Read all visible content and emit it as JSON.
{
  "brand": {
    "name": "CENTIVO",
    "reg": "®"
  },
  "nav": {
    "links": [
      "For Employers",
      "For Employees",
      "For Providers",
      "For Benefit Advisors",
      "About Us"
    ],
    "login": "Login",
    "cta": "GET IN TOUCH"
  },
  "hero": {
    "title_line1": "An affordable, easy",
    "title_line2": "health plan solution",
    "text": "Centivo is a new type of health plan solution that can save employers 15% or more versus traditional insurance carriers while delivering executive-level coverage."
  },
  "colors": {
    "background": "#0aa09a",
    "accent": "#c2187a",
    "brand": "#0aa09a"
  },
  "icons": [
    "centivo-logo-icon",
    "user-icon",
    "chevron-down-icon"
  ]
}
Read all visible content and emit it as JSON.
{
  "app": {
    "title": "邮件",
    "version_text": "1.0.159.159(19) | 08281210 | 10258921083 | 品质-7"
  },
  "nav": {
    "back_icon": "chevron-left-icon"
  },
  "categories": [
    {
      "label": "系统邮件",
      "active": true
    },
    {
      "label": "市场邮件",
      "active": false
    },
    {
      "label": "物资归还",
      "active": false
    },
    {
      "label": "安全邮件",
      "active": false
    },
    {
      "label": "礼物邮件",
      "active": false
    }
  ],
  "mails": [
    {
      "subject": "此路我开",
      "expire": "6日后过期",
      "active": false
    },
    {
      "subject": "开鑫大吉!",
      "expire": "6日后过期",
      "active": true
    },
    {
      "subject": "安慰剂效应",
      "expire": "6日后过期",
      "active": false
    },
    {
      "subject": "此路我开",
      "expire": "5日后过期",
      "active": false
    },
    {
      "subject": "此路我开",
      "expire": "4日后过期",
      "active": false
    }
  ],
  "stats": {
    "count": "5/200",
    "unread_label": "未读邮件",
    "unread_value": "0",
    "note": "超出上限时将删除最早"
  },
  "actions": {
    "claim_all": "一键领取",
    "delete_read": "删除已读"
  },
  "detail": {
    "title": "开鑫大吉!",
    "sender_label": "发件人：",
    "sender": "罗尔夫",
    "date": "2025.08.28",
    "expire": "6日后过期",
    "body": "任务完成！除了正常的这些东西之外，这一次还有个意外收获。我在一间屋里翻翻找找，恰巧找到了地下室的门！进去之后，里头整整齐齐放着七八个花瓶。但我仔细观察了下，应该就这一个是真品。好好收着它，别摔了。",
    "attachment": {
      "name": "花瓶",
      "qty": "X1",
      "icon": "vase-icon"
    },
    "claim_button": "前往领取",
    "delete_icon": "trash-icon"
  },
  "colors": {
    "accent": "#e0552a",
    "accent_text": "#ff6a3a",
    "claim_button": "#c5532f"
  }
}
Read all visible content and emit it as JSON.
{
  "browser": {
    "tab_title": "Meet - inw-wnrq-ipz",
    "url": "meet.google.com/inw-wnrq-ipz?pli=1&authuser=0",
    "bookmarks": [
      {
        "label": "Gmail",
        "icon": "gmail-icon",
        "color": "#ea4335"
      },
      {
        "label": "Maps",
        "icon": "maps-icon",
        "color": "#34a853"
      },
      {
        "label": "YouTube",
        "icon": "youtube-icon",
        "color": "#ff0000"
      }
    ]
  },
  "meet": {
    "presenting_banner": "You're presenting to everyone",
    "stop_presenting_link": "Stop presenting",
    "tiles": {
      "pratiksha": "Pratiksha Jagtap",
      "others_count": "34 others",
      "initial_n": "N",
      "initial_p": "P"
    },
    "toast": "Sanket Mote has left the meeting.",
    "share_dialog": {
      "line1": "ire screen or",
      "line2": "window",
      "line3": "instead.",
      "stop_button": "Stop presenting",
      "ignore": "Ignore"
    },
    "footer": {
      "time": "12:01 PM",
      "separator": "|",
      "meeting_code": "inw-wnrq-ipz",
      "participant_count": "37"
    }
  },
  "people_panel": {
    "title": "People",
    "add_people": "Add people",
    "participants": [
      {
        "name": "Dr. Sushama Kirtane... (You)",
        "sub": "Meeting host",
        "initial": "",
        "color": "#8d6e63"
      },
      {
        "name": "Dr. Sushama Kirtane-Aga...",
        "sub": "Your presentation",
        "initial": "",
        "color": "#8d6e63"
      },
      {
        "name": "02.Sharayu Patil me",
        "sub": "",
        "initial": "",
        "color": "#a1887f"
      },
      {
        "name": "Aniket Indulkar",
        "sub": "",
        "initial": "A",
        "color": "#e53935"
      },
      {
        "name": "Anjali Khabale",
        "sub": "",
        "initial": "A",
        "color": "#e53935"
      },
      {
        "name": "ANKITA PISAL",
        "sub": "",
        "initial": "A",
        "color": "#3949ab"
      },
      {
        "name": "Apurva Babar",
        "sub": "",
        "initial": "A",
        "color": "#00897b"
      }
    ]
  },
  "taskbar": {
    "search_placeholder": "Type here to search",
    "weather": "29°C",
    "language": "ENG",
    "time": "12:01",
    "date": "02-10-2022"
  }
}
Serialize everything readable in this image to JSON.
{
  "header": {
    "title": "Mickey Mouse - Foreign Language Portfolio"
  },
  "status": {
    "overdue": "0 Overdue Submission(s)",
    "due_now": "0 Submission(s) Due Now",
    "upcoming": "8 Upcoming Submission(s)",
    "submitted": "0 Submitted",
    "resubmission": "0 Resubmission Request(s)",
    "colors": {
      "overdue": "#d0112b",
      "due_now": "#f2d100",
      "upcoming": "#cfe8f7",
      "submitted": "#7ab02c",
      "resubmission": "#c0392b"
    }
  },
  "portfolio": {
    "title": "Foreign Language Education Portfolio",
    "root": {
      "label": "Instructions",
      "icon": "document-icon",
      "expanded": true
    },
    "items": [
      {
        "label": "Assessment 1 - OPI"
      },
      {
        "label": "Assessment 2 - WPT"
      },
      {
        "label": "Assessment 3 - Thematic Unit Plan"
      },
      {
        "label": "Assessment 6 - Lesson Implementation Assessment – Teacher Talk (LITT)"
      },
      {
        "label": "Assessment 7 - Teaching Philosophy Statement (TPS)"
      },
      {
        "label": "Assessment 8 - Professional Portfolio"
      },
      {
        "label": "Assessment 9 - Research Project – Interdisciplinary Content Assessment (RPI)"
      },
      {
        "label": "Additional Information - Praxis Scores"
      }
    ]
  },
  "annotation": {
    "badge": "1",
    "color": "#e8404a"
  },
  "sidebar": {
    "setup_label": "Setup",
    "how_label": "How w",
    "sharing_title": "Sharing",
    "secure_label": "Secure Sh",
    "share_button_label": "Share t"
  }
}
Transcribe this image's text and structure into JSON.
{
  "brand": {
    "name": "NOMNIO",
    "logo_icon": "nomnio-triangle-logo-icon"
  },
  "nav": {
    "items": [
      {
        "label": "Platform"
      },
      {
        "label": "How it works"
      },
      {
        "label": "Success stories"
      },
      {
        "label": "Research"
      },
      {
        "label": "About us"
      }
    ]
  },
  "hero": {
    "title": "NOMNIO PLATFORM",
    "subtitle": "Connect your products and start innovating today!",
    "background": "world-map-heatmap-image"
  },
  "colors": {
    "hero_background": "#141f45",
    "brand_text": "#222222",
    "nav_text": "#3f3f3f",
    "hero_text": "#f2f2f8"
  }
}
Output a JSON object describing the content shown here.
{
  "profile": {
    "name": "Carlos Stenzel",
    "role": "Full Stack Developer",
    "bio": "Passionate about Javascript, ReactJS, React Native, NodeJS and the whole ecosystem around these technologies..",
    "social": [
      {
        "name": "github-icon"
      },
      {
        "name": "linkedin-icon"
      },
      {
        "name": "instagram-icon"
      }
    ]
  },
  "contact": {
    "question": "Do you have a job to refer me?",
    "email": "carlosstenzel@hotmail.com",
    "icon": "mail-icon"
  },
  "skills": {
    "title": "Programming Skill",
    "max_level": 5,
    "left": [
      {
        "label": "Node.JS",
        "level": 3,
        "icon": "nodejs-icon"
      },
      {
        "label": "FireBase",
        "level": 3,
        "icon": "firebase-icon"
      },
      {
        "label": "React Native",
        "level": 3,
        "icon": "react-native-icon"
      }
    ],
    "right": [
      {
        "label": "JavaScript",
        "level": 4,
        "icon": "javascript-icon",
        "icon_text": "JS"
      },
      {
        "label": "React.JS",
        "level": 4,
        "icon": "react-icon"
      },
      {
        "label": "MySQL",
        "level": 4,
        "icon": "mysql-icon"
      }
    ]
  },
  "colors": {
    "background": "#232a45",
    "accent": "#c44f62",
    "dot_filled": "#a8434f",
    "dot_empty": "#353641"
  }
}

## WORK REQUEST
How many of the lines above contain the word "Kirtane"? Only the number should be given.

## YOUR SOLUTION
2